- _Extracted data_:
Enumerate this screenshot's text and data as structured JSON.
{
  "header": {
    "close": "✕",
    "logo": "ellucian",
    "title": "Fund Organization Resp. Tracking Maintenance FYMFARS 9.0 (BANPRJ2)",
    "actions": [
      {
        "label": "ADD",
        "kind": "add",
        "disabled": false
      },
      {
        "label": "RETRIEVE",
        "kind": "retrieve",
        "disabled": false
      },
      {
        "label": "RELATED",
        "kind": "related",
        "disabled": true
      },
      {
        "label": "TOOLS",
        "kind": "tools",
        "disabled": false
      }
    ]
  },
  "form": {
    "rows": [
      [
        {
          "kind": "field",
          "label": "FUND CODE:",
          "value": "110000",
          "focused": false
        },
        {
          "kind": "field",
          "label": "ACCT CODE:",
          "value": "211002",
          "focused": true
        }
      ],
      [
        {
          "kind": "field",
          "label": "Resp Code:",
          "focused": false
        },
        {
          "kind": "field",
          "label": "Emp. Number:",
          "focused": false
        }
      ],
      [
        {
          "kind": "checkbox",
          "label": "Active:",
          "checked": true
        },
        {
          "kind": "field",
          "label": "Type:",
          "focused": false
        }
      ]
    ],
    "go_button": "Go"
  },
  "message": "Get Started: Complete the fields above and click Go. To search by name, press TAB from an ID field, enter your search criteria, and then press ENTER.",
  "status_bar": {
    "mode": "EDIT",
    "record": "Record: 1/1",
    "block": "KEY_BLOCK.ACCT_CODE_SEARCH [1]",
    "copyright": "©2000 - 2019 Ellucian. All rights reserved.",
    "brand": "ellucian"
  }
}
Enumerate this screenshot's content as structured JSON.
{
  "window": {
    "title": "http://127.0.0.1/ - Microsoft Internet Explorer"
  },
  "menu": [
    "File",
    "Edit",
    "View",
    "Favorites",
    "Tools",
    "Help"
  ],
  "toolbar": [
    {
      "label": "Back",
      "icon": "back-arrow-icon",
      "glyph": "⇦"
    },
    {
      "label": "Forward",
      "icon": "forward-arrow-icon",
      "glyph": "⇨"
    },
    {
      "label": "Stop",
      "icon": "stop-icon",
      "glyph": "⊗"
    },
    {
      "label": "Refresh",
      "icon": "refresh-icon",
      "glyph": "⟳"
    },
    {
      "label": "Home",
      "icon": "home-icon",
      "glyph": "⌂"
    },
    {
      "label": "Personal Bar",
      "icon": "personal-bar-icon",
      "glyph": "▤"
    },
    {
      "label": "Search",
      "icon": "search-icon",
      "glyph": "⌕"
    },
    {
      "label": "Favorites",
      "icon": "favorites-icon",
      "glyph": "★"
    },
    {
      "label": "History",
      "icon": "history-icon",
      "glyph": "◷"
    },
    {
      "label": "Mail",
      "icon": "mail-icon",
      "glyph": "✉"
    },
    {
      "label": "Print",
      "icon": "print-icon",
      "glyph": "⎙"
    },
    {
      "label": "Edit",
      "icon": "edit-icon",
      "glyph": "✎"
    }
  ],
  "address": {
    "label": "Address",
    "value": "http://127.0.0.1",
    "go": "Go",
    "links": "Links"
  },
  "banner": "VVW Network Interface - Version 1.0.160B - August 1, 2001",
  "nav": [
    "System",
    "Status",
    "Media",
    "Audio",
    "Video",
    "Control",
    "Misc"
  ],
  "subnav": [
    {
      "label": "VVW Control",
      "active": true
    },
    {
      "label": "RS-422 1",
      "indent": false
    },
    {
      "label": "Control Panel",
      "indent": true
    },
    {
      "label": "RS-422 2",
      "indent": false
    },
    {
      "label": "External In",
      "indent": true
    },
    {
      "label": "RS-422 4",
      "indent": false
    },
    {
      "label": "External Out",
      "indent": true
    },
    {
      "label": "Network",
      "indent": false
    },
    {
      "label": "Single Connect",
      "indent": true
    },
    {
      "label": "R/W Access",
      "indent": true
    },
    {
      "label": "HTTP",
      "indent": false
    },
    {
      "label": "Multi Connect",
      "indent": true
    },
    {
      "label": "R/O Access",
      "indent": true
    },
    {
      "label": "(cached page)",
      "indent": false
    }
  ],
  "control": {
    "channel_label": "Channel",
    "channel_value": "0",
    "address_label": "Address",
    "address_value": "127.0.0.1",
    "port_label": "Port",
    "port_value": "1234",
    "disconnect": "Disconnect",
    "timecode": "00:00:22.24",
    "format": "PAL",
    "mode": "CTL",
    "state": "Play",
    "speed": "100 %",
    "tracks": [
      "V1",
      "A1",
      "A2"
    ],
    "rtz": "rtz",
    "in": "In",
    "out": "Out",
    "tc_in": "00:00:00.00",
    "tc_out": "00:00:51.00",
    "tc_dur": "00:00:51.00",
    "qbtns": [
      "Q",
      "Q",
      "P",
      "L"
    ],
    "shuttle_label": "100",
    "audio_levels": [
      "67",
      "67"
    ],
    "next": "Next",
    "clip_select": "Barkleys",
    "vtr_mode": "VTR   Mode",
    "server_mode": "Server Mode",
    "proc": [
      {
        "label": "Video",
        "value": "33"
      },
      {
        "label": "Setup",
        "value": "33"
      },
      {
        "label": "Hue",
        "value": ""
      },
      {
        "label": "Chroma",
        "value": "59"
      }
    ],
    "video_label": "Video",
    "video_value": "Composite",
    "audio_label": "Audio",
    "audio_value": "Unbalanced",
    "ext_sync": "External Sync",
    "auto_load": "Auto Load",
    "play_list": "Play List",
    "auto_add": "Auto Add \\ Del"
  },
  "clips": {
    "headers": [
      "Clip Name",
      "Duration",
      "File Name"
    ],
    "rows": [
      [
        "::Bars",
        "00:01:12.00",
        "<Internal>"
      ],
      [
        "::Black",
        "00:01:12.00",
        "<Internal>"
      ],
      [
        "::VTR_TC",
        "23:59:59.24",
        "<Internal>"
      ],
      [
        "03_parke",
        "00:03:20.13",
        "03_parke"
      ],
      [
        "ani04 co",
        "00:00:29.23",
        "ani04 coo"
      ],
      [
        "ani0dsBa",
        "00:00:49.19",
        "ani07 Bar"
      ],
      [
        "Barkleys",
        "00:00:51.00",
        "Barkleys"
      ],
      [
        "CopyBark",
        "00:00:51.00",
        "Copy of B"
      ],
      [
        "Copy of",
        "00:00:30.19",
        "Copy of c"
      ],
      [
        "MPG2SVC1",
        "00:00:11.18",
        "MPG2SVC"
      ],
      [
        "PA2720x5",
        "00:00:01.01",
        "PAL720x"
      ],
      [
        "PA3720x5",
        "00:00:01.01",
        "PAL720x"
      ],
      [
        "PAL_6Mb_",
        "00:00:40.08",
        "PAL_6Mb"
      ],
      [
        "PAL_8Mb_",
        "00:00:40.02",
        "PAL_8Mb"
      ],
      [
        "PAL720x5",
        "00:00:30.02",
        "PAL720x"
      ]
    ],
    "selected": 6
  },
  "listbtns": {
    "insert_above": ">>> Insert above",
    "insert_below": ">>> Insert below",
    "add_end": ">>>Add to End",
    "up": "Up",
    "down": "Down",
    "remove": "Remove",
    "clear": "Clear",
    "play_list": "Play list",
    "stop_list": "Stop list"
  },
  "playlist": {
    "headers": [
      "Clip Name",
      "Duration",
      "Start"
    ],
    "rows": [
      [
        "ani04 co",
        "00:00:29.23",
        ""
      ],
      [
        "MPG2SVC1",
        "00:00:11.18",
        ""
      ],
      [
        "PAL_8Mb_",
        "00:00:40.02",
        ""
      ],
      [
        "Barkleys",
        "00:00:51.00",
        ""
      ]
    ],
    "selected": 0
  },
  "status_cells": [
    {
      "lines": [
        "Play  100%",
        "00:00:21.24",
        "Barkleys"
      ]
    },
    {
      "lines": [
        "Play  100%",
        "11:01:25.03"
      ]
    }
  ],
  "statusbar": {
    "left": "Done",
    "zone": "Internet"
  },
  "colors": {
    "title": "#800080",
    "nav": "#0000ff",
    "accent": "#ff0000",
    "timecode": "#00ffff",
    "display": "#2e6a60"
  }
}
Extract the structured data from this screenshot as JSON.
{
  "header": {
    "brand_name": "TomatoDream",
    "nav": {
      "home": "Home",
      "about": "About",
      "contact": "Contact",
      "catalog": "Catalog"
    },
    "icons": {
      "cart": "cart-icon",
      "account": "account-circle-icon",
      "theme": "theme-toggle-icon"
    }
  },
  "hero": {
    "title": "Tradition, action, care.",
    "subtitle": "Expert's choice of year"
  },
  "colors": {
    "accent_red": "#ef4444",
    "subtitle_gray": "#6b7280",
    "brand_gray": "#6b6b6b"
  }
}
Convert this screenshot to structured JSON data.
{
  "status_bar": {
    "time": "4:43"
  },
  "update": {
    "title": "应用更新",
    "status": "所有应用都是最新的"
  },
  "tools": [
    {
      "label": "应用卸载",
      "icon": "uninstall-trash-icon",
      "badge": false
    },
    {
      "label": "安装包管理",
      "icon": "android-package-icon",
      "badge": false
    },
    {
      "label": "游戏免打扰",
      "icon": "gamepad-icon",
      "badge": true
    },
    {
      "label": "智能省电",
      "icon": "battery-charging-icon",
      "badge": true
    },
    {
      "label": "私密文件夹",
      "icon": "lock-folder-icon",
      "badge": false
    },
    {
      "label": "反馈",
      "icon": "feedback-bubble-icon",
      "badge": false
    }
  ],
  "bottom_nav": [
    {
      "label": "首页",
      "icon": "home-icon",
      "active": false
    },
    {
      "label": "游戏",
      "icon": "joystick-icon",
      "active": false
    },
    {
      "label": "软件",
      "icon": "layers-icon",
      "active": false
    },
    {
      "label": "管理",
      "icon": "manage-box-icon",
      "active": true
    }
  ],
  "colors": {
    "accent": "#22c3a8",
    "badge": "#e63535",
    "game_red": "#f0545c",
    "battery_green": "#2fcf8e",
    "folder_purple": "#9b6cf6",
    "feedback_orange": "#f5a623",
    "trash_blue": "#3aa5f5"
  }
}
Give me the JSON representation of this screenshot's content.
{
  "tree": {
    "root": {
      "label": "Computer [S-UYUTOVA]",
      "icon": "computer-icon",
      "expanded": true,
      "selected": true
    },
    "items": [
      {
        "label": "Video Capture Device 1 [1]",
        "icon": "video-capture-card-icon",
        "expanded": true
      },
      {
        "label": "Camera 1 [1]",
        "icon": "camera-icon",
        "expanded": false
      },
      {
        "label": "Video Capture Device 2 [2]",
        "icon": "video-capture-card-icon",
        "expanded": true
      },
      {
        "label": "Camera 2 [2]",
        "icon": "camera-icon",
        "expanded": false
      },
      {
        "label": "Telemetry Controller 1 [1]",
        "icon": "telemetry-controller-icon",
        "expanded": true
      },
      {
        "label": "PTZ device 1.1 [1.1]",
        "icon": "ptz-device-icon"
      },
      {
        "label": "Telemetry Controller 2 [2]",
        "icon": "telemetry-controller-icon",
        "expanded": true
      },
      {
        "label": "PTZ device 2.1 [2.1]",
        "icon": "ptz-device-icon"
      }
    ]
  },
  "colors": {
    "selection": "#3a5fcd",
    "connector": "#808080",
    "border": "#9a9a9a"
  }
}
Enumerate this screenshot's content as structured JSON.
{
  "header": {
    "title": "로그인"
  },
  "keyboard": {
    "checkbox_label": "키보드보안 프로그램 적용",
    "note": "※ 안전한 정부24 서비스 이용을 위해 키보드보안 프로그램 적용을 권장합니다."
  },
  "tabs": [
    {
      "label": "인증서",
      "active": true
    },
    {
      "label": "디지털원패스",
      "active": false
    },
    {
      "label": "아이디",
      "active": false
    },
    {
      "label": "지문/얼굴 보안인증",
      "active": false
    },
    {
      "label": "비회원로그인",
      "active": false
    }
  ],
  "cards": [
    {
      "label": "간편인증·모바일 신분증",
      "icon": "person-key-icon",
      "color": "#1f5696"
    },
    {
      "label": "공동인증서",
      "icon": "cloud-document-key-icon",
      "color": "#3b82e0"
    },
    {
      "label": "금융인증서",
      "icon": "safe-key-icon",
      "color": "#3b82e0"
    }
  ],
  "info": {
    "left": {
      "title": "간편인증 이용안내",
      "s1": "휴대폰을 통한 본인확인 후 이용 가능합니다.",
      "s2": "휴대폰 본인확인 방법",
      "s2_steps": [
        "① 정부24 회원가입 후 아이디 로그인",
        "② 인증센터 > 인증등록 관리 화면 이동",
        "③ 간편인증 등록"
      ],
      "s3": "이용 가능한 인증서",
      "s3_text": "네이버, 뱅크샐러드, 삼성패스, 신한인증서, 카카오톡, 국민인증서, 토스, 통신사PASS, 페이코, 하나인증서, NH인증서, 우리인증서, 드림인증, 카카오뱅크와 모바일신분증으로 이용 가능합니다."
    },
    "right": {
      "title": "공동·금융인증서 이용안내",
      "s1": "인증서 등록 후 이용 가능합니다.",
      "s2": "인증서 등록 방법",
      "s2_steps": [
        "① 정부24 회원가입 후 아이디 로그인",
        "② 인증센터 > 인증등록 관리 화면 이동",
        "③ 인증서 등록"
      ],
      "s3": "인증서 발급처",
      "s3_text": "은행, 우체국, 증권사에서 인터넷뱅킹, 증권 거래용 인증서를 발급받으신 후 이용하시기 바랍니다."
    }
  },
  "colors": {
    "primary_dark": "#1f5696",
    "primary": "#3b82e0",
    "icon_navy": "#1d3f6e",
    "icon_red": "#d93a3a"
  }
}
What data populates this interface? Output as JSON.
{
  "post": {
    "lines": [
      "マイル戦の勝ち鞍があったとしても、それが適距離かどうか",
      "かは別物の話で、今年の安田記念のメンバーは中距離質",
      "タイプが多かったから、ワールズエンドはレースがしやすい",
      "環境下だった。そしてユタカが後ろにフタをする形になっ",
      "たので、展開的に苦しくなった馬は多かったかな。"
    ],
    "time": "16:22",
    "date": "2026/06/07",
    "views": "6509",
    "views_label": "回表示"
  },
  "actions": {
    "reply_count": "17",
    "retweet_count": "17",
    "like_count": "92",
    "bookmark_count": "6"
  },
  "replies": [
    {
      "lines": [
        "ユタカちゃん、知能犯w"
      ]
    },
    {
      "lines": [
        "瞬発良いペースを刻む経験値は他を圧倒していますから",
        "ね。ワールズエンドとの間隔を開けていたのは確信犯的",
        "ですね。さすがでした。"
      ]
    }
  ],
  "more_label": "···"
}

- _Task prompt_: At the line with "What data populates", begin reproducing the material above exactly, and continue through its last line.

- _Reply to the exercise_:
What data populates this interface? Output as JSON.
{
  "post": {
    "lines": [
      "マイル戦の勝ち鞍があったとしても、それが適距離かどうか",
      "かは別物の話で、今年の安田記念のメンバーは中距離質",
      "タイプが多かったから、ワールズエンドはレースがしやすい",
      "環境下だった。そしてユタカが後ろにフタをする形になっ",
      "たので、展開的に苦しくなった馬は多かったかな。"
    ],
    "time": "16:22",
    "date": "2026/06/07",
    "views": "6509",
    "views_label": "回表示"
  },
  "actions": {
    "reply_count": "17",
    "retweet_count": "17",
    "like_count": "92",
    "bookmark_count": "6"
  },
  "replies": [
    {
      "lines": [
        "ユタカちゃん、知能犯w"
      ]
    },
    {
      "lines": [
        "瞬発良いペースを刻む経験値は他を圧倒していますから",
        "ね。ワールズエンドとの間隔を開けていたのは確信犯的",
        "ですね。さすがでした。"
      ]
    }
  ],
  "more_label": "···"
}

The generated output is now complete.